Letter from Dr. Alfred E. Stearns to Mr. K.Y. Tu, December 22, 1926


Dublin Core


Letter from Dr. Alfred E. Stearns to Mr. K.Y. Tu, December 22, 1926


Letter from Dr. Alfred E. Stearns to Mr. K.Y. Tu, December 22, 1926


Typed letter sent from Dr. Alfred E. Stearns to K.Y. Tu. Asks why Tu is traveling to Michigan through New York City. Explains father still wants Tu to cut expenses and $150 is too much. Will not send money for it. Disappoint Tu is in New York City, which is a dangerous place to be. Won't endorse plans made without his knowledge.


December 22. 1926
C/o H. K. Shen
403 West 115th St.
New York City

My dear Tu:

I have just received your letter of December 20 and note that you are in New York City on your nay to Michigan.

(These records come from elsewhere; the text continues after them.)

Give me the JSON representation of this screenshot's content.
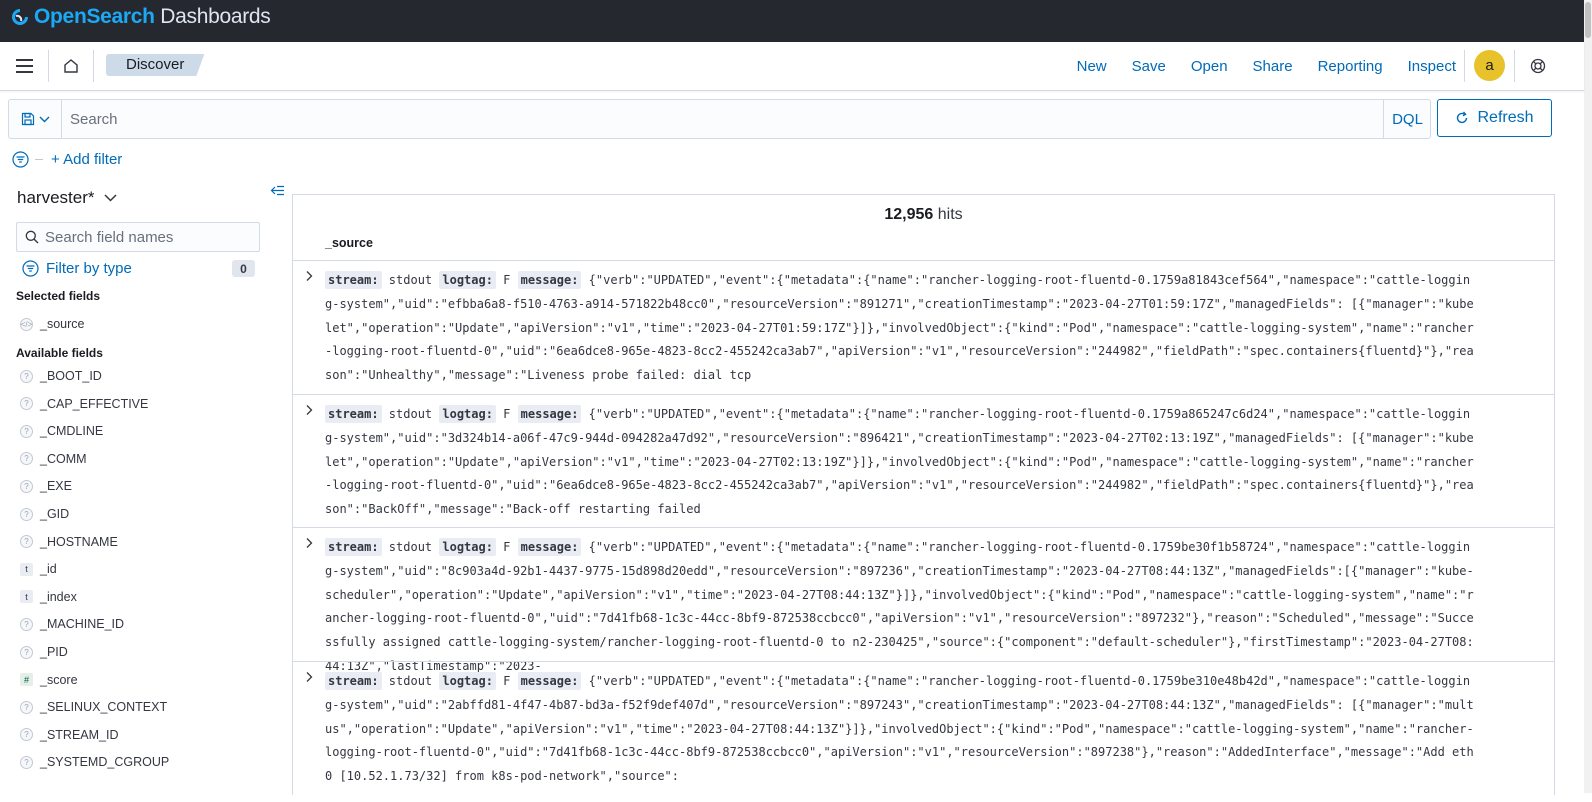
{
  "app": {
    "logo_brand": "OpenSearch",
    "logo_suffix": " Dashboards",
    "colors": {
      "brand": "#1ba9f5",
      "accent": "#006bb8",
      "topbar": "#25282f",
      "breadcrumb": "#cddbe8",
      "avatar": "#e7c22b"
    }
  },
  "nav": {
    "breadcrumb": "Discover",
    "links": [
      "New",
      "Save",
      "Open",
      "Share",
      "Reporting",
      "Inspect"
    ],
    "avatar_initial": "a"
  },
  "query": {
    "placeholder": "Search",
    "language": "DQL",
    "refresh_label": "Refresh"
  },
  "filters": {
    "add_label": "+ Add filter"
  },
  "sidebar": {
    "index_pattern": "harvester*",
    "field_search_placeholder": "Search field names",
    "filter_by_type": "Filter by type",
    "filter_count": "0",
    "selected_title": "Selected fields",
    "selected": [
      {
        "name": "_source",
        "type": "source"
      }
    ],
    "available_title": "Available fields",
    "available": [
      {
        "name": "_BOOT_ID",
        "type": "unknown"
      },
      {
        "name": "_CAP_EFFECTIVE",
        "type": "unknown"
      },
      {
        "name": "_CMDLINE",
        "type": "unknown"
      },
      {
        "name": "_COMM",
        "type": "unknown"
      },
      {
        "name": "_EXE",
        "type": "unknown"
      },
      {
        "name": "_GID",
        "type": "unknown"
      },
      {
        "name": "_HOSTNAME",
        "type": "unknown"
      },
      {
        "name": "_id",
        "type": "string"
      },
      {
        "name": "_index",
        "type": "string"
      },
      {
        "name": "_MACHINE_ID",
        "type": "unknown"
      },
      {
        "name": "_PID",
        "type": "unknown"
      },
      {
        "name": "_score",
        "type": "number"
      },
      {
        "name": "_SELINUX_CONTEXT",
        "type": "unknown"
      },
      {
        "name": "_STREAM_ID",
        "type": "unknown"
      },
      {
        "name": "_SYSTEMD_CGROUP",
        "type": "unknown"
      }
    ]
  },
  "results": {
    "hits_count": "12,956",
    "hits_label": " hits",
    "column": "_source",
    "rows": [
      {
        "stream_key": "stream:",
        "stream": " stdout ",
        "logtag_key": "logtag:",
        "logtag": " F ",
        "message_key": "message:",
        "message": " {\"verb\":\"UPDATED\",\"event\":{\"metadata\":{\"name\":\"rancher-logging-root-fluentd-0.1759a81843cef564\",\"namespace\":\"cattle-logging-system\",\"uid\":\"efbba6a8-f510-4763-a914-571822b48cc0\",\"resourceVersion\":\"891271\",\"creationTimestamp\":\"2023-04-27T01:59:17Z\",\"managedFields\": [{\"manager\":\"kubelet\",\"operation\":\"Update\",\"apiVersion\":\"v1\",\"time\":\"2023-04-27T01:59:17Z\"}]},\"involvedObject\":{\"kind\":\"Pod\",\"namespace\":\"cattle-logging-system\",\"name\":\"rancher-logging-root-fluentd-0\",\"uid\":\"6ea6dce8-965e-4823-8cc2-455242ca3ab7\",\"apiVersion\":\"v1\",\"resourceVersion\":\"244982\",\"fieldPath\":\"spec.containers{fluentd}\"},\"reason\":\"Unhealthy\",\"message\":\"Liveness probe failed: dial tcp"
      },
      {
        "stream_key": "stream:",
        "stream": " stdout ",
        "logtag_key": "logtag:",
        "logtag": " F ",
        "message_key": "message:",
        "message": " {\"verb\":\"UPDATED\",\"event\":{\"metadata\":{\"name\":\"rancher-logging-root-fluentd-0.1759a865247c6d24\",\"namespace\":\"cattle-logging-system\",\"uid\":\"3d324b14-a06f-47c9-944d-094282a47d92\",\"resourceVersion\":\"896421\",\"creationTimestamp\":\"2023-04-27T02:13:19Z\",\"managedFields\": [{\"manager\":\"kubelet\",\"operation\":\"Update\",\"apiVersion\":\"v1\",\"time\":\"2023-04-27T02:13:19Z\"}]},\"involvedObject\":{\"kind\":\"Pod\",\"namespace\":\"cattle-logging-system\",\"name\":\"rancher-logging-root-fluentd-0\",\"uid\":\"6ea6dce8-965e-4823-8cc2-455242ca3ab7\",\"apiVersion\":\"v1\",\"resourceVersion\":\"244982\",\"fieldPath\":\"spec.containers{fluentd}\"},\"reason\":\"BackOff\",\"message\":\"Back-off restarting failed"
      },
      {
        "stream_key": "stream:",
        "stream": " stdout ",
        "logtag_key": "logtag:",
        "logtag": " F ",
        "message_key": "message:",
        "message": " {\"verb\":\"UPDATED\",\"event\":{\"metadata\":{\"name\":\"rancher-logging-root-fluentd-0.1759be30f1b58724\",\"namespace\":\"cattle-logging-system\",\"uid\":\"8c903a4d-92b1-4437-9775-15d898d20edd\",\"resourceVersion\":\"897236\",\"creationTimestamp\":\"2023-04-27T08:44:13Z\",\"managedFields\":[{\"manager\":\"kube-scheduler\",\"operation\":\"Update\",\"apiVersion\":\"v1\",\"time\":\"2023-04-27T08:44:13Z\"}]},\"involvedObject\":{\"kind\":\"Pod\",\"namespace\":\"cattle-logging-system\",\"name\":\"rancher-logging-root-fluentd-0\",\"uid\":\"7d41fb68-1c3c-44cc-8bf9-872538ccbcc0\",\"apiVersion\":\"v1\",\"resourceVersion\":\"897232\"},\"reason\":\"Scheduled\",\"message\":\"Successfully assigned cattle-logging-system/rancher-logging-root-fluentd-0 to n2-230425\",\"source\":{\"component\":\"default-scheduler\"},\"firstTimestamp\":\"2023-04-27T08:44:13Z\",\"lastTimestamp\":\"2023-"
      },
      {
        "stream_key": "stream:",
        "stream": " stdout ",
        "logtag_key": "logtag:",
        "logtag": " F ",
        "message_key": "message:",
        "message": " {\"verb\":\"UPDATED\",\"event\":{\"metadata\":{\"name\":\"rancher-logging-root-fluentd-0.1759be310e48b42d\",\"namespace\":\"cattle-logging-system\",\"uid\":\"2abffd81-4f47-4b87-bd3a-f52f9def407d\",\"resourceVersion\":\"897243\",\"creationTimestamp\":\"2023-04-27T08:44:13Z\",\"managedFields\": [{\"manager\":\"multus\",\"operation\":\"Update\",\"apiVersion\":\"v1\",\"time\":\"2023-04-27T08:44:13Z\"}]},\"involvedObject\":{\"kind\":\"Pod\",\"namespace\":\"cattle-logging-system\",\"name\":\"rancher-logging-root-fluentd-0\",\"uid\":\"7d41fb68-1c3c-44cc-8bf9-872538ccbcc0\",\"apiVersion\":\"v1\",\"resourceVersion\":\"897238\"},\"reason\":\"AddedInterface\",\"message\":\"Add eth0 [10.52.1.73/32] from k8s-pod-network\",\"source\":"
      }
    ]
  }
}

Why you should go to New York to reach Michigan, I don't at all understand. Further I am sure that your father would not approve of the long journey and expense involved in making the Michigan trip. If your cousin needs to see you, he can make the trip to you as readily as you can sake the trip to him.

Only yesterday I received a letter from your father in which he again requested that I would "attempt once more to persuade my boy to perform his duties and to realise his own responsibilities about his future." A vacation such as you have planned and involving an expense of over $150.00 is not only uncalled for but certainly not in accord with the expressed wishes of your father. Under the circumstances I can't send you the money for the same, for to do so would be clearly to violate the confidence your father has reposed in me in this matter.

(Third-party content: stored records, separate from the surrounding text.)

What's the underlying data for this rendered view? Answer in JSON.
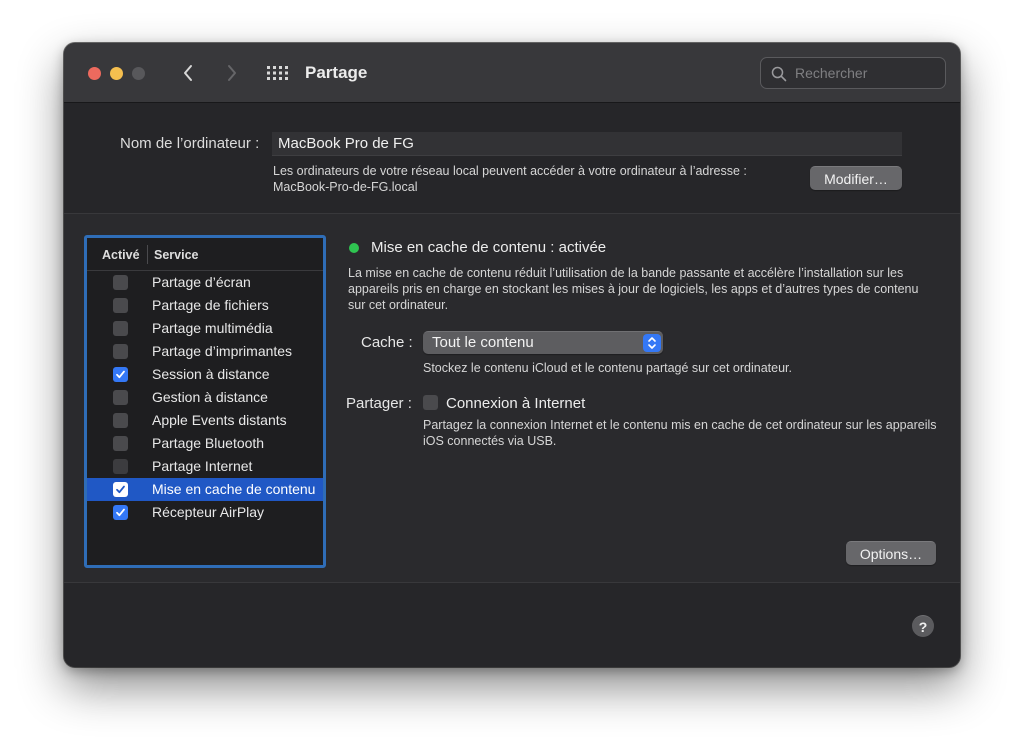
{
  "window": {
    "title": "Partage",
    "search": {
      "placeholder": "Rechercher",
      "value": ""
    }
  },
  "computer": {
    "label": "Nom de l’ordinateur :",
    "name": "MacBook Pro de FG",
    "address_text": "Les ordinateurs de votre réseau local peuvent accéder à votre ordinateur à l’adresse :",
    "address": "MacBook-Pro-de-FG.local",
    "modify_label": "Modifier…"
  },
  "services": {
    "col_active": "Activé",
    "col_service": "Service",
    "items": [
      {
        "label": "Partage d’écran",
        "enabled": false,
        "selected": false
      },
      {
        "label": "Partage de fichiers",
        "enabled": false,
        "selected": false
      },
      {
        "label": "Partage multimédia",
        "enabled": false,
        "selected": false
      },
      {
        "label": "Partage d’imprimantes",
        "enabled": false,
        "selected": false
      },
      {
        "label": "Session à distance",
        "enabled": true,
        "selected": false
      },
      {
        "label": "Gestion à distance",
        "enabled": false,
        "selected": false
      },
      {
        "label": "Apple Events distants",
        "enabled": false,
        "selected": false
      },
      {
        "label": "Partage Bluetooth",
        "enabled": false,
        "selected": false
      },
      {
        "label": "Partage Internet",
        "enabled": false,
        "selected": false
      },
      {
        "label": "Mise en cache de contenu",
        "enabled": true,
        "selected": true
      },
      {
        "label": "Récepteur AirPlay",
        "enabled": true,
        "selected": false
      }
    ]
  },
  "detail": {
    "status": "Mise en cache de contenu : activée",
    "status_color": "#2fc451",
    "description": "La mise en cache de contenu réduit l’utilisation de la bande passante et accélère l’installation sur les appareils pris en charge en stockant les mises à jour de logiciels, les apps et d’autres types de contenu sur cet ordinateur.",
    "cache_label": "Cache :",
    "cache_value": "Tout le contenu",
    "cache_note": "Stockez le contenu iCloud et le contenu partagé sur cet ordinateur.",
    "share_label": "Partager :",
    "share_checkbox_label": "Connexion à Internet",
    "share_checked": false,
    "share_note": "Partagez la connexion Internet et le contenu mis en cache de cet ordinateur sur les appareils iOS connectés via USB.",
    "options_label": "Options…"
  },
  "help_label": "?",
  "colors": {
    "accent": "#3478f6",
    "selection": "#2058c5",
    "list_focus_ring": "#2f6db7"
  }
}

Further, I am not at all happy to know that you are in New York, where there are so many distractions and temptations and where unfortunately many of your own countrymen, who are supposed to be in this country for high and serious purposes, have earned a reputation by their conduct and standards that is anything but creditable to them and to their country. There are many of the other kind there, too, of course, but I have heard the best of my Chinese friends, who know the conditions intimately, say again and again that New York is a dangerous place for the average Chinese boy to be. I am sorry that you did not early discuss your plans with me, for I am not willing to endorse plans made in advance and without any knowledge, especially when they involve heavy and wholly unreasonable expense.

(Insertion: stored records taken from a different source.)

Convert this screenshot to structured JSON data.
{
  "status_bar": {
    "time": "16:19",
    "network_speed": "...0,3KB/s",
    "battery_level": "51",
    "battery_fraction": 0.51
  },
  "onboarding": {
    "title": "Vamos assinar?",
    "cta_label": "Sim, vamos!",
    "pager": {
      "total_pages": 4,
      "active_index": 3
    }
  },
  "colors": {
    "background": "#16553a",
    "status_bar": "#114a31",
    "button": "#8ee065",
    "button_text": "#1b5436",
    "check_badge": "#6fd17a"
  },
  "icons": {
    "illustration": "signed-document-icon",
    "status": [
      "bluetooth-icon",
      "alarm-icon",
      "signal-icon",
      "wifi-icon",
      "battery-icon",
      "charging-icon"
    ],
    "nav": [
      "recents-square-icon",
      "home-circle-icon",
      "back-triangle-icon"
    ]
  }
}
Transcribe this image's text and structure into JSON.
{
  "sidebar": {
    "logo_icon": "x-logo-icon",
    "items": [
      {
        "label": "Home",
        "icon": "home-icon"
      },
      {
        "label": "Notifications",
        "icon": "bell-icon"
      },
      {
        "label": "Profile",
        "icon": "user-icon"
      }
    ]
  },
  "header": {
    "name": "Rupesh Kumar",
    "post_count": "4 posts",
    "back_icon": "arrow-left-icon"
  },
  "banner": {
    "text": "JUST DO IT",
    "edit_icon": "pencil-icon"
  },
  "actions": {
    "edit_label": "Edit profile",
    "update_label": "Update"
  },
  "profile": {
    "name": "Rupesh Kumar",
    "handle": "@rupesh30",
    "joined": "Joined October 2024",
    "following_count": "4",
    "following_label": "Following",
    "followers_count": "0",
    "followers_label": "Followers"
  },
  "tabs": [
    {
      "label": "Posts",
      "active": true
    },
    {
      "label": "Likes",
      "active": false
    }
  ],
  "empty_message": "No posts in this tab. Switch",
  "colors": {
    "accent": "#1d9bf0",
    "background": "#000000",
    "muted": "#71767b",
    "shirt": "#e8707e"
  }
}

Very sincerely yours


Dr. Alfred E. Stearns


Phillips Academy


December 22, 1926


All Rights Reserved By Phillips Academy